This was excellent information! I had read some of the scholars you mentioned, but had not read Zorn – so now a definite addition to my reading list. As I started reading, I thought — how could you disagree with the need to broaden awareness and teach from the full canon, including invention, using a more diverse social consciousness. About the time you mention Zorn, I’m thinking no way, I can’t believe this — then you add in Johnson and Krase and I’m thoroughly conflicted. What a wonderful conflux of views and ideas!

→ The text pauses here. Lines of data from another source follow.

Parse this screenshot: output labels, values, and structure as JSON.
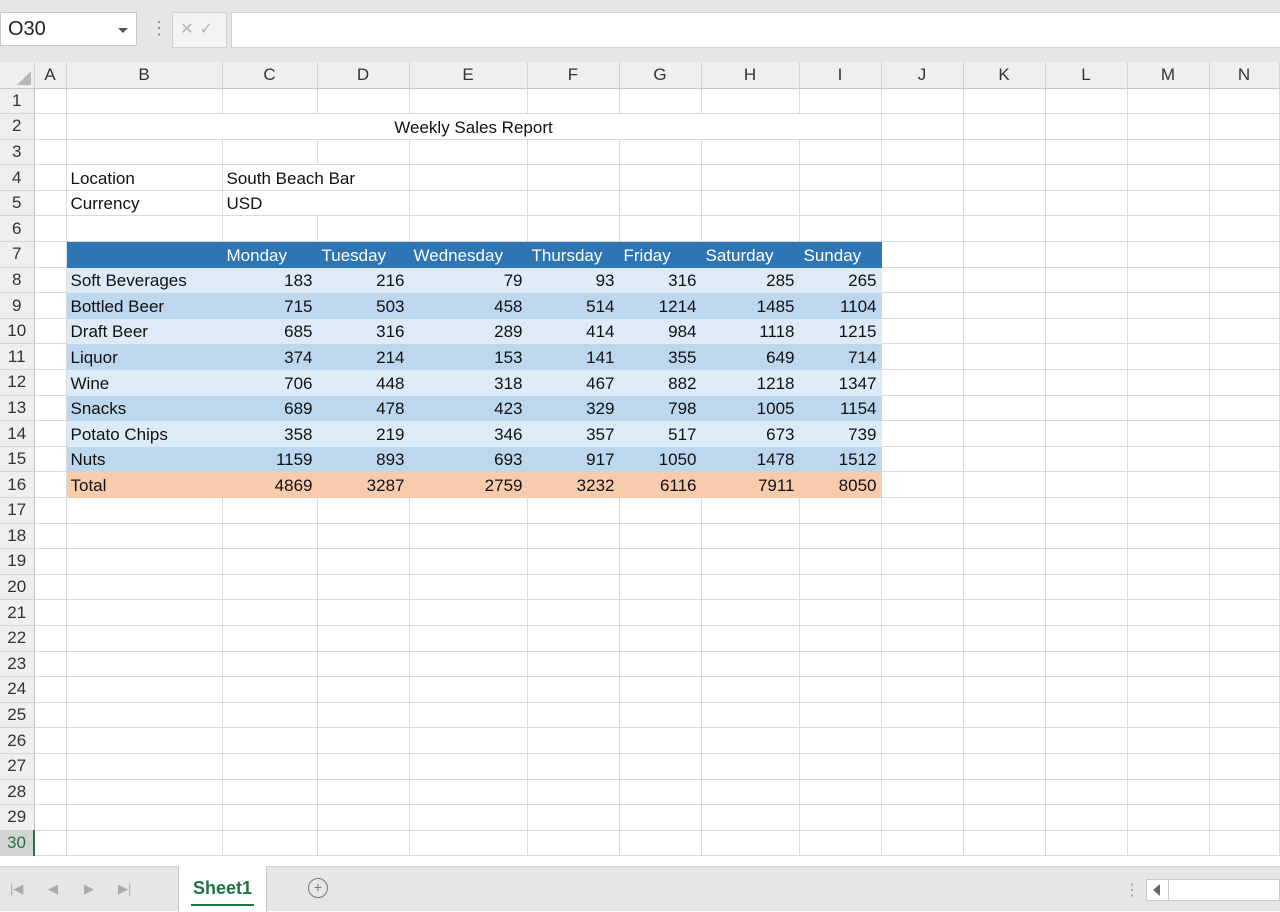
{
  "namebox": {
    "value": "O30"
  },
  "formula": {
    "cancel": "✕",
    "enter": "✓",
    "value": ""
  },
  "columns": [
    "A",
    "B",
    "C",
    "D",
    "E",
    "F",
    "G",
    "H",
    "I",
    "J",
    "K",
    "L",
    "M",
    "N"
  ],
  "active_row": 30,
  "report": {
    "title": "Weekly Sales Report",
    "location_label": "Location",
    "location_value": "South Beach Bar",
    "currency_label": "Currency",
    "currency_value": "USD",
    "days": [
      "Monday",
      "Tuesday",
      "Wednesday",
      "Thursday",
      "Friday",
      "Saturday",
      "Sunday"
    ],
    "rows": [
      {
        "label": "Soft Beverages",
        "values": [
          "183",
          "216",
          "79",
          "93",
          "316",
          "285",
          "265"
        ]
      },
      {
        "label": "Bottled Beer",
        "values": [
          "715",
          "503",
          "458",
          "514",
          "1214",
          "1485",
          "1104"
        ]
      },
      {
        "label": "Draft Beer",
        "values": [
          "685",
          "316",
          "289",
          "414",
          "984",
          "1118",
          "1215"
        ]
      },
      {
        "label": "Liquor",
        "values": [
          "374",
          "214",
          "153",
          "141",
          "355",
          "649",
          "714"
        ]
      },
      {
        "label": "Wine",
        "values": [
          "706",
          "448",
          "318",
          "467",
          "882",
          "1218",
          "1347"
        ]
      },
      {
        "label": "Snacks",
        "values": [
          "689",
          "478",
          "423",
          "329",
          "798",
          "1005",
          "1154"
        ]
      },
      {
        "label": "Potato Chips",
        "values": [
          "358",
          "219",
          "346",
          "357",
          "517",
          "673",
          "739"
        ]
      },
      {
        "label": "Nuts",
        "values": [
          "1159",
          "893",
          "693",
          "917",
          "1050",
          "1478",
          "1512"
        ]
      }
    ],
    "total": {
      "label": "Total",
      "values": [
        "4869",
        "3287",
        "2759",
        "3232",
        "6116",
        "7911",
        "8050"
      ]
    }
  },
  "sheet_tabs": [
    "Sheet1"
  ],
  "icons": {
    "first": "first-sheet-icon",
    "prev": "prev-sheet-icon",
    "next": "next-sheet-icon",
    "last": "last-sheet-icon",
    "add": "add-sheet-icon",
    "scroll_left": "scroll-left-icon",
    "dropdown": "chevron-down-icon"
  },
  "colors": {
    "header_fill": "#2e75b6",
    "band_light": "#ddebf7",
    "band_dark": "#bdd7ee",
    "total_fill": "#f8cbad",
    "accent": "#217346"
  }
}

I do try to draw from a broad array of authors, as well as the full rhetorical canon when I teach writing — thinking both about how students need to learn to write better, but also how social awareness and awakening consciousness to issues outside of themselves adds to their breadth of knowledge for topics to write about. With WAC and also the efforts on campuses for global awareness in classes, as well as civic/service learning built in to classes, I think it’s hard to argue that a social awareness with a writing curriculum isn’t benefiting students — whether directly or indirectly in their writing.
I couldn’t agree with you more Julie, in your last sentence: “Thus, students social contexts and using a social-constructionist pedagogy remains a major question in rhetoric and composition studies, but one I suggest is relevant to developing research in WAC and the transfer of writing skills as applied learning in the ‘real world.’” Your focus on the question of social constructivism and the effectiveness of students using their own experience to make meaning and become better writers was incredibly interesting, especially in light of our class discussion last week on technical writing and briefly WID/WAC. My question for scholars like Zorn is why can’t we have both? Why can’t students’ social, familial, cultural, and life experiences play into their development of effective writing and/or classical rhetorical techniques, such as invention, arrangement, style, delivery, and memory? As you write, Zorn and others who critique social constructivism or civic engagement in a first year writing course do loudly question ‘‘Does raising social consciousness and civic responsibility in first-year writing courses really bear out later in the students’ professional, academic, and social lives?,” and I personally (as a first year writing teacher) often want to answer why wouldn’t we want to raise social consciousness and civic responsibility? For me, I feel that those two areas of life are perhaps the greatest things we should emphasize in any student’s professional, academic, and social lives. However, I do have to admit that I also understand Zorn’s critique, as there seems to be a disconnect between common writing assignments in a first-year writing course at my school (like a “literacy narrative” or “discourse community analysis”) and the technical writing most will end up doing….I still want to side, at the end of the day, with scholars like Cushman though.